A. Elizabeth Sloan

Sales of healthy snacks have slowed after outpacing indulgent snack sales for nearly a decade, according to IRI’s 2018 State of the Snack Food Industry report. In 2017, indulgent snacks grew 1.9% in dollar sales; wellness snacks slipped by 0.4%.

What is most revealing and concerning is that the “other snacks” category, led by alternatives, (e.g., plant-based snacks) was among the fastest-growing snack segments in 2017, per IRI, with sales up 19%, indicating that it may be time to rethink the U.S. healthy snack product mix and market positioning.

Nabisco’s Good Thins, made from plant-based ingredient bases such as sweet potato, was the second-bestselling new food/beverage overall in 2017, with year one sales of $87 million, according to IRI’s 2018 New Product Pacesetters report.

Similarly, “all other” snack/granola bar sales soared by 23% in 2017 versus growth of +1.8% for nutritional/health bars and 0.9% for breakfast/cereal/snack bars.
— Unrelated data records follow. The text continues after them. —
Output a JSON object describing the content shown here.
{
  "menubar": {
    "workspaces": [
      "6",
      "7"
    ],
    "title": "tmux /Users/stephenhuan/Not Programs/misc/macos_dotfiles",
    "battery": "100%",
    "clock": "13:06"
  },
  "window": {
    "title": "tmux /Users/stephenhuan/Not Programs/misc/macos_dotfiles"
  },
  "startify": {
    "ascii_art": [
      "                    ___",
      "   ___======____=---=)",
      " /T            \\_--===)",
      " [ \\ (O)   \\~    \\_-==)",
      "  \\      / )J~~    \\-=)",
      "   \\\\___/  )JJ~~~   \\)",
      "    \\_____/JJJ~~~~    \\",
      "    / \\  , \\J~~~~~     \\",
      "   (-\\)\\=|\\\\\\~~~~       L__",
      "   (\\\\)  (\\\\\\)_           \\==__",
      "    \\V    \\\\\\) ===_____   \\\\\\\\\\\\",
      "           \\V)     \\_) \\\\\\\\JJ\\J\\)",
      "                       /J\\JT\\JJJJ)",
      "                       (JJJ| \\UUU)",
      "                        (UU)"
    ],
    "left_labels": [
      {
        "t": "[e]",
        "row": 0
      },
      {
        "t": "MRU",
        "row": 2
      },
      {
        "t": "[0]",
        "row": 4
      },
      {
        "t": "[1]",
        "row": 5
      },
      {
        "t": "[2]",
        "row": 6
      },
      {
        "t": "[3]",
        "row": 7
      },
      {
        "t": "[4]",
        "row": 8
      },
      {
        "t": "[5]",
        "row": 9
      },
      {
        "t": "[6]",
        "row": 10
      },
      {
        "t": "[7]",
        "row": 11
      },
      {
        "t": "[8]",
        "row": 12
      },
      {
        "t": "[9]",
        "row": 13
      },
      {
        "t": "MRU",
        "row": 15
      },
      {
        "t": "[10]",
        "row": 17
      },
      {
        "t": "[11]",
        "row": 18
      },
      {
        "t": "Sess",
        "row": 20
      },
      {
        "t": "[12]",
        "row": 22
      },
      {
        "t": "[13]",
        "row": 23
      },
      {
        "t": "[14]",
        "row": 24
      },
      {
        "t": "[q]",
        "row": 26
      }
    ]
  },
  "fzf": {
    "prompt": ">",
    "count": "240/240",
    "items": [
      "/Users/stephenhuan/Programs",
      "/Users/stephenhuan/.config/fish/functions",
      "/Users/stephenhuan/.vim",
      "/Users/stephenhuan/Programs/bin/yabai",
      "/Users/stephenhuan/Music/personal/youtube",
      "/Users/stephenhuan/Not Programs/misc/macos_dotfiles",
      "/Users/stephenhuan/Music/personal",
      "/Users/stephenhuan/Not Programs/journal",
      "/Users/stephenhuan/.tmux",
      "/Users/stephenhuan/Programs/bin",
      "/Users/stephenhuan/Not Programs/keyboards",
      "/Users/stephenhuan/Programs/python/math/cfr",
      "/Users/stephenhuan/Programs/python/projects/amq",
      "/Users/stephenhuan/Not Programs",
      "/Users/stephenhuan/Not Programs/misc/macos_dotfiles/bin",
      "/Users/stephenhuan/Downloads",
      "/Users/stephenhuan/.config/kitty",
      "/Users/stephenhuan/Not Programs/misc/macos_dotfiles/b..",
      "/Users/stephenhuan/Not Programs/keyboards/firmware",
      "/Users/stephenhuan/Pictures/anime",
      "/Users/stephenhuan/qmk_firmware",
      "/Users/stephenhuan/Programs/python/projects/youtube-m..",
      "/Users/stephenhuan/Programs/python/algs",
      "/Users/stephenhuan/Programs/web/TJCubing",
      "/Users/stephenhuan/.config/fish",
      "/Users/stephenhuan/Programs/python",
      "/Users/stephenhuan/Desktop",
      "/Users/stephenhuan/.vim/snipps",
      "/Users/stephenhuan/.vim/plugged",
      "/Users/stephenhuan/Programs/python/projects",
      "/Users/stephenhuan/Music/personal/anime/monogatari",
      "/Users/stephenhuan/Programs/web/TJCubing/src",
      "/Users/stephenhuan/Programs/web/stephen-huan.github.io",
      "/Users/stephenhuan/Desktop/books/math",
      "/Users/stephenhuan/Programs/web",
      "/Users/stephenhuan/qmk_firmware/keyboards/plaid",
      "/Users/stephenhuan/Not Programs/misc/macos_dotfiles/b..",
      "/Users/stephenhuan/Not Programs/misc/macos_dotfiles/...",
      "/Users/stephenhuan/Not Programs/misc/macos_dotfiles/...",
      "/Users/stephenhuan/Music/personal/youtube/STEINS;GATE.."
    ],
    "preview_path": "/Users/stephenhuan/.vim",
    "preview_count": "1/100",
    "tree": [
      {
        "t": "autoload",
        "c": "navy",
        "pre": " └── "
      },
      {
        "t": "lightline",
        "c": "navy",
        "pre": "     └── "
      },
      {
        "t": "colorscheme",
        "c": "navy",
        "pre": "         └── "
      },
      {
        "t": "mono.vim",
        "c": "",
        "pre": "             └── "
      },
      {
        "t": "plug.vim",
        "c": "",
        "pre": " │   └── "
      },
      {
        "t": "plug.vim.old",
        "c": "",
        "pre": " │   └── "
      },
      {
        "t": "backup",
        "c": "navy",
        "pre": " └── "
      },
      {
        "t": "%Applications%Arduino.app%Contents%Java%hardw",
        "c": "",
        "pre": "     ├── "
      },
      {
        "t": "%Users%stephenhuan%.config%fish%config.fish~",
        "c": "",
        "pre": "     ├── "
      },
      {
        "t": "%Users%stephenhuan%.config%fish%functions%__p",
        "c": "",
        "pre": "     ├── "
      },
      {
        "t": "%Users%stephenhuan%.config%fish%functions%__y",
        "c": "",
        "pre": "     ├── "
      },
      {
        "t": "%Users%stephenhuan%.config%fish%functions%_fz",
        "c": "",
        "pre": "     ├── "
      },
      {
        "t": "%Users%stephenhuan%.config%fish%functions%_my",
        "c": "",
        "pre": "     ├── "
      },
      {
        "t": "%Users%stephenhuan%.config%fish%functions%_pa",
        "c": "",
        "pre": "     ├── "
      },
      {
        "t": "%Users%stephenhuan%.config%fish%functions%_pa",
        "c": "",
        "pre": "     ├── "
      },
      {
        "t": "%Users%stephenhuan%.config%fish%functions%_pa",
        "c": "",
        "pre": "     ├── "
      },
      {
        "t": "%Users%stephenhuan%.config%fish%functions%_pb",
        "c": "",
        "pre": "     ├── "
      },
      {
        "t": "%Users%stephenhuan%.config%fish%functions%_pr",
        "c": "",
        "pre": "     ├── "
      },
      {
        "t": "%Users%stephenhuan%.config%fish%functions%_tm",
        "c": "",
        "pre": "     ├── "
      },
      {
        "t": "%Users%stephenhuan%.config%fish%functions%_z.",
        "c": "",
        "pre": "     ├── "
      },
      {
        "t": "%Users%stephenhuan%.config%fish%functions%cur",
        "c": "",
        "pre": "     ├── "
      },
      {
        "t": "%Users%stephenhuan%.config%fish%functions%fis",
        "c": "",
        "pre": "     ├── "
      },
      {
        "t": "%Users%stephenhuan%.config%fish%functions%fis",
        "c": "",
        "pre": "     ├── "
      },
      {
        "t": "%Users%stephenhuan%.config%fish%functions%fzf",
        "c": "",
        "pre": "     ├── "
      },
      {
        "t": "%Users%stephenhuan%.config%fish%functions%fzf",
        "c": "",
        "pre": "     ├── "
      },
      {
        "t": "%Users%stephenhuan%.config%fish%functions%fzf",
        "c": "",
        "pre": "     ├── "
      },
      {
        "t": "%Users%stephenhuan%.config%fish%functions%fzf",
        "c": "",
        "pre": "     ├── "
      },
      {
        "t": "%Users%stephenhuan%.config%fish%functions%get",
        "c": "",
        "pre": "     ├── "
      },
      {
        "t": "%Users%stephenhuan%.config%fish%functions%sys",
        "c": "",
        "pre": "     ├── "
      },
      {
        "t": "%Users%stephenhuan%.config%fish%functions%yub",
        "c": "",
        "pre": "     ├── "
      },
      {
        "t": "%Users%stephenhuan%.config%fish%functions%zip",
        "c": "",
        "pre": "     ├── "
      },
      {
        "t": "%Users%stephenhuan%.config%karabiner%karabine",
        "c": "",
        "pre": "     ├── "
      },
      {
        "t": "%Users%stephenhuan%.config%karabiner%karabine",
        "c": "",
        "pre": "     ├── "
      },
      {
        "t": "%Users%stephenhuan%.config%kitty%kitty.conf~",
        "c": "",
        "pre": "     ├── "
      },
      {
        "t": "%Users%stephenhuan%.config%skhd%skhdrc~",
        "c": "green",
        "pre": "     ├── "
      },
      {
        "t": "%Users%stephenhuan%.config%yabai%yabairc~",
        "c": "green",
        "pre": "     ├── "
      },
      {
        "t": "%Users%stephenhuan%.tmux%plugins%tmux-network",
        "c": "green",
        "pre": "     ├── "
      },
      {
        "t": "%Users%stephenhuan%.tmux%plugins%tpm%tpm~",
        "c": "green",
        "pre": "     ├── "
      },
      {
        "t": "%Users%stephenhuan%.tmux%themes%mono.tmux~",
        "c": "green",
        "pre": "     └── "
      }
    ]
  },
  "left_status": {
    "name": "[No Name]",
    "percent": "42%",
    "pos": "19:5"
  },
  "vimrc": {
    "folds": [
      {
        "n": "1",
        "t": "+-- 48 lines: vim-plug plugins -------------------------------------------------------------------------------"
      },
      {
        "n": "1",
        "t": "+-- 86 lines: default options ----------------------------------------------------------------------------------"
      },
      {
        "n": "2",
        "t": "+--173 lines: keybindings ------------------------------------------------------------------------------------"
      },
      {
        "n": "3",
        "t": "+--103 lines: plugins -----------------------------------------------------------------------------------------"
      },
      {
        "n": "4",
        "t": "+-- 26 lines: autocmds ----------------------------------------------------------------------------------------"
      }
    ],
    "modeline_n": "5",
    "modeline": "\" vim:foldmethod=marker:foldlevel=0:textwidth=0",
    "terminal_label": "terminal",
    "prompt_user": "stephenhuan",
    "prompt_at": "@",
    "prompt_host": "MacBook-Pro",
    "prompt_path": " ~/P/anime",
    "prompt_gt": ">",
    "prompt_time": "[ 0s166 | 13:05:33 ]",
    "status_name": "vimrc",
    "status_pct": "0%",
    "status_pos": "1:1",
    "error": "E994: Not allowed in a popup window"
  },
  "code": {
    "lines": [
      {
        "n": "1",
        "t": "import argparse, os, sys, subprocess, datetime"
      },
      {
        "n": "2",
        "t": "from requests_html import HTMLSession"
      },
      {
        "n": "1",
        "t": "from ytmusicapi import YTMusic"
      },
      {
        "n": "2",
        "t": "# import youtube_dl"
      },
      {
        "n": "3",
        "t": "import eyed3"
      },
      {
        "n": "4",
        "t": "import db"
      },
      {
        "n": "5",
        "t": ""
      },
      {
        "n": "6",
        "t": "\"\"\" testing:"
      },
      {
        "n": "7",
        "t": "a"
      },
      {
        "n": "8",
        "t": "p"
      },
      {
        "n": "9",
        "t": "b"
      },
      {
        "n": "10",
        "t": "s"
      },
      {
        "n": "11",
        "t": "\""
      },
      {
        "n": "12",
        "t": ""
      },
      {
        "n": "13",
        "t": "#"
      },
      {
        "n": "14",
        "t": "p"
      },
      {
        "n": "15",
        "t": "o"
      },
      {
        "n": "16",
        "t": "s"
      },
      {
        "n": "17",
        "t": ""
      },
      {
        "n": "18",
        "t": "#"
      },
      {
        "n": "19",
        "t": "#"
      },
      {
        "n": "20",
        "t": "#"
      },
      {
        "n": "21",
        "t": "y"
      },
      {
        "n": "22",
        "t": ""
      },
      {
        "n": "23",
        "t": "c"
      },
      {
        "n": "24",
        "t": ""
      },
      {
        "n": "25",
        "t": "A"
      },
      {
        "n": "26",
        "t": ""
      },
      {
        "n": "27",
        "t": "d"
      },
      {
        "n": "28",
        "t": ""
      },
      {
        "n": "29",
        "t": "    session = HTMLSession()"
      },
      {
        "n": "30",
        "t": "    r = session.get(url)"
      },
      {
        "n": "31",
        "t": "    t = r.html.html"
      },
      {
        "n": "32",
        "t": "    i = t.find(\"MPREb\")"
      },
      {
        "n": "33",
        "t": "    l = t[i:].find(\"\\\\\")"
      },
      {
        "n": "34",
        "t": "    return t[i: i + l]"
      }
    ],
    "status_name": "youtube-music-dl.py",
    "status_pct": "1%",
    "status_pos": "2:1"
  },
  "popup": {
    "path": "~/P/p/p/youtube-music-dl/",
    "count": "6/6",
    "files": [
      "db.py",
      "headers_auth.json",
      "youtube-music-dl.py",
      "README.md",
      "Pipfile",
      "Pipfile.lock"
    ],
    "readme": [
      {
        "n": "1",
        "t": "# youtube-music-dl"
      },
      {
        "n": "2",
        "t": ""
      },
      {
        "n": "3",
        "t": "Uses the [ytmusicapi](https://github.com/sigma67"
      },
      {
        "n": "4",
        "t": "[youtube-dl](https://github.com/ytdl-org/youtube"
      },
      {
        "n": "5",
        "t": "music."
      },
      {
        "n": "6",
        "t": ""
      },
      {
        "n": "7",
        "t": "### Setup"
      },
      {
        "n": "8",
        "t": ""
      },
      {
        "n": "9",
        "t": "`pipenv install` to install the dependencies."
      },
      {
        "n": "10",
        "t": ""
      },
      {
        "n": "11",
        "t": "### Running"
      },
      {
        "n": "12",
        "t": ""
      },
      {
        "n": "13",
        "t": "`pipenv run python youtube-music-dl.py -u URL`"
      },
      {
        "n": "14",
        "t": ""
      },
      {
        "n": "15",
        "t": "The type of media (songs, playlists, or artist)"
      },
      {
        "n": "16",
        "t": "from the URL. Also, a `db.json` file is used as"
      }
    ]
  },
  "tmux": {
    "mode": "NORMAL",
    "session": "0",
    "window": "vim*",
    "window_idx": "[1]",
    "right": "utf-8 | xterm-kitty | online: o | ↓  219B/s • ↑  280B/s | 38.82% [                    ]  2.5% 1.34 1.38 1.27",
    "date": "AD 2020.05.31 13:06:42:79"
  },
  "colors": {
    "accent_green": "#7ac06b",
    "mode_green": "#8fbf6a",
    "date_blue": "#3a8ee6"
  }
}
Albeit from a small base, vegan snacks jumped 36%. Packaged Facts’ 2017 Snack Food Nutrition Trends report projects alternative snack sales will reach $1.7 billion by 2019.

Americans have shifted their food buying decisions from those based primarily on form and brand to decisions based on product benefits (e.g., Cheerio’s Protein), per IRI’s 2017 Realigning for Growth report, so it’s not surprising that snack claims that help consumers more easily address their personal wellness goals are getting unprecedented attention.
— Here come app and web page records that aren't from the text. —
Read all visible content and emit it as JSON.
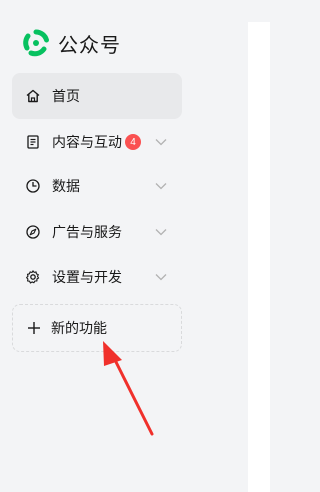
{
  "app": {
    "title": "公众号"
  },
  "sidebar": {
    "items": [
      {
        "label": "首页",
        "icon": "home-icon",
        "active": true
      },
      {
        "label": "内容与互动",
        "icon": "document-icon",
        "badge": "4",
        "expandable": true
      },
      {
        "label": "数据",
        "icon": "pie-chart-icon",
        "expandable": true
      },
      {
        "label": "广告与服务",
        "icon": "compass-icon",
        "expandable": true
      },
      {
        "label": "设置与开发",
        "icon": "gear-icon",
        "expandable": true
      }
    ],
    "new_feature": {
      "label": "新的功能",
      "icon": "plus-icon"
    }
  },
  "colors": {
    "brand_green": "#07c160",
    "badge_red": "#fa5151",
    "annotation_red": "#f0302b",
    "active_bg": "#e8e9eb"
  }
}
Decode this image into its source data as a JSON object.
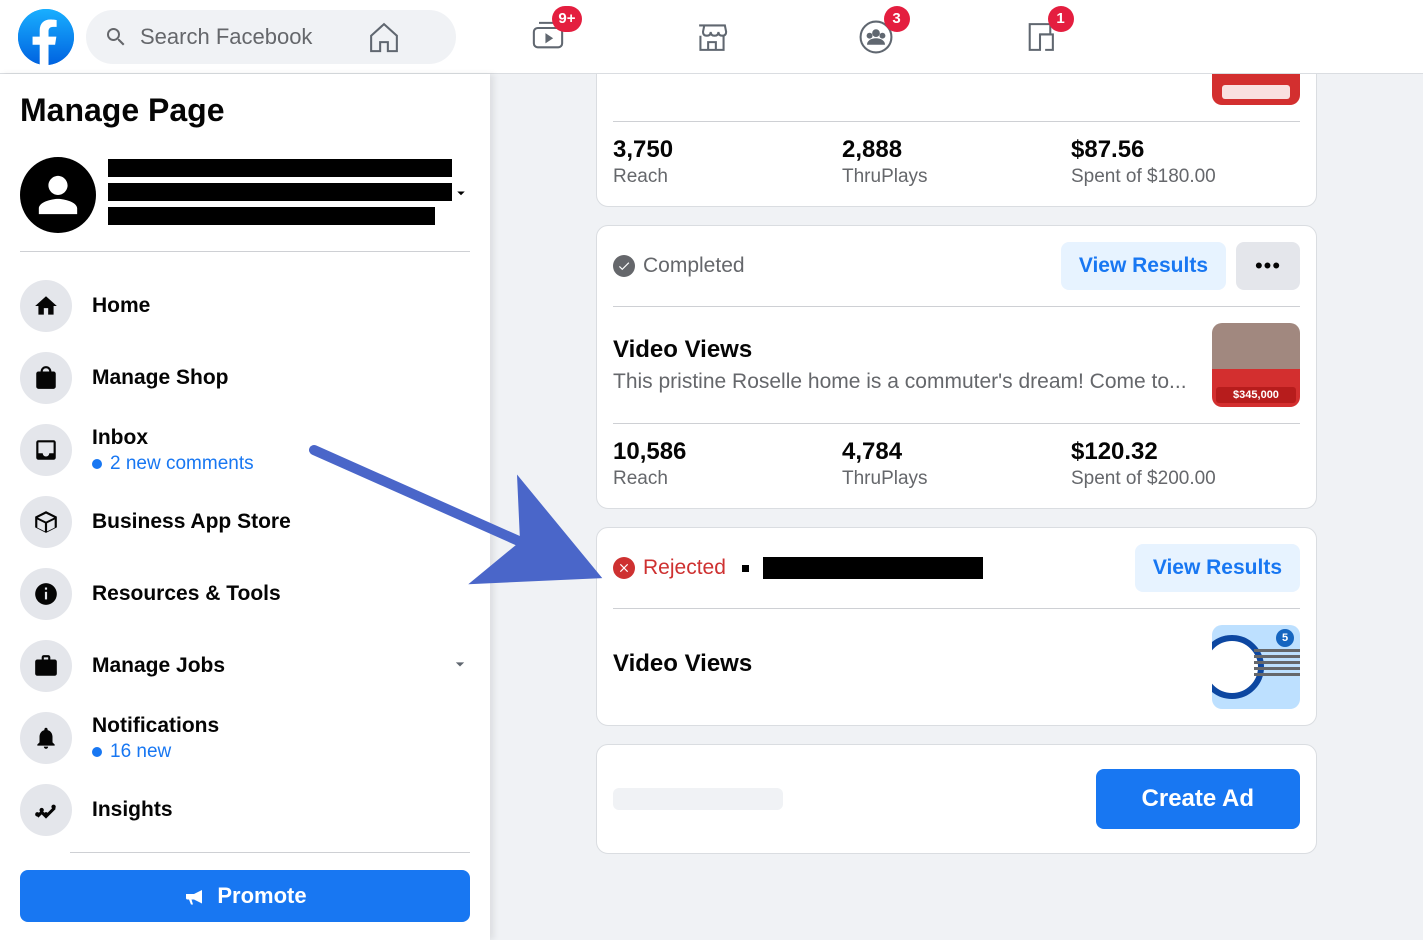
{
  "header": {
    "search_placeholder": "Search Facebook",
    "badges": {
      "watch": "9+",
      "groups": "3",
      "gaming": "1"
    }
  },
  "sidebar": {
    "title": "Manage Page",
    "items": [
      {
        "label": "Home"
      },
      {
        "label": "Manage Shop"
      },
      {
        "label": "Inbox",
        "sub": "2 new comments",
        "sub_style": "blue"
      },
      {
        "label": "Business App Store"
      },
      {
        "label": "Resources & Tools"
      },
      {
        "label": "Manage Jobs",
        "chevron": true
      },
      {
        "label": "Notifications",
        "sub": "16 new",
        "sub_style": "blue"
      },
      {
        "label": "Insights"
      }
    ],
    "promote_label": "Promote"
  },
  "ads": [
    {
      "reach": "3,750",
      "thruplays": "2,888",
      "spent": "$87.56",
      "budget": "Spent of $180.00"
    },
    {
      "status": "Completed",
      "view_label": "View Results",
      "title": "Video Views",
      "desc": "This pristine Roselle home is a commuter's dream! Come to...",
      "thumb_price": "$345,000",
      "reach": "10,586",
      "thruplays": "4,784",
      "spent": "$120.32",
      "budget": "Spent of $200.00"
    },
    {
      "status": "Rejected",
      "view_label": "View Results",
      "title": "Video Views"
    }
  ],
  "labels": {
    "reach": "Reach",
    "thruplays": "ThruPlays",
    "create_ad": "Create Ad"
  }
}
Sales of ice cream with claims related to fat content, protein content, and/or organic jumped 40% in 2017, while sales of all other ice cream fell by 1.7%. Sales of cookies with energy claims soared 17%, while the cookie category grew just 1%, per IRI.

High-protein, low-calorie, and gluten-free Halo Top ice cream and its dairy-free alternative was the best-selling new food/beverage of 2017 with year one sales of $324.2 million, according to IRI’s 2017 New Product Pacesetters report.

In 2017, snacks that made fortified dairy, kosher, gluten-free, high protein, and 100% natural claims posted the largest absolute dollar growth among snacks with a claim. Among traditional snacks, functional, allergy, and weight-loss diet claims took center stage; Paleo, Whole 30, and Keto weight-loss diets were the most cited, per IRI.

Immunity, probiotic/prebiotic, high protein, no antibiotics, and non-GMO were the functional claims present on top-growth snack categories over the past three years. Organic snacks grew 9% in 2017, per IRI.

Nutrition Business Journal projects sales of functional snacks will reach $8.5 billion by 2020. Sixty-five percent of adults want snacks with an energy boost, +5% since 2016; 40% seek snacks with probiotics, +3%, per IRI. Six in 10 snackers want products with added vitamins/minerals.

With FMI’s 2017 U.S. Grocery Shopper Trends report stating that 30% of Millennials are concerned they’re not getting enough specialty nutrients, expect more supplement-like nutritionals (e.g., collagen) to appear in healthier snacks.

Snackers, foodies, weight managers, and organic food users are among the groups most interested in clean labels, according to Packaged Facts’ 2018 The Organic & Clean Label Food Consumer report. Clean-labeled wholesome snacks posted growth of $55 million in 2017, up 21% versus a decline of 1.2% for the category overall, per Nielsen.

Clean-labeled, snack-size salty snacks with a non-GMO claim had a compound annual growth rate (CAGR) of 29% over the past five years; for gluten-free, the CAGR was 28%; no artificial colors/flavors, +26%; organic, +25%; and no preservatives, +24%—versus +3.2% for the category overall, per Nielsen.

Sales of fresh produce snacks for on-the-go eating occasions reached $1.1 billion for the year ended May 27, 2017, up 5.1%, per Nielsen. Sales of fruit for snacking was up 17%.

With consumers continuing to associate “low in” claims with overprocessed food and full-fat options back in vogue, it’s not surprising that sales of yogurt with low-fat claims fell by 6% and sales of low-fat natural cheese were down 11%, per IRI. Savvy snack marketers are using their process to create a nutrition halo, touting baking versus frying or minimal processing.

For the first time in 10 years, sweet snacking is on the rise, according to the NPD Group’s 2017 Eating Patterns in America Annual Report, and healthy snack marketers need to take a larger share. Moreover, consumers are snacking on more sweet treats as the day goes on.

With households with kids accounting for 40% of snack sales, according to IRI, delivering healthier snacks that give moms permission to buy is a very big idea. Prepared lunch kits, fruit snacks, toaster pastries, nutrition bars, breakfast pastries, and snack cakes top the list of foods they’re most likely to buy, per Packaged Facts’ 2018 Kids Food & Beverages report.




Elizabeth SloanA. Elizabeth Sloan, PhD, Contributing Editor
President, Sloan Trends Inc., Escondido, Calif.
[email protected]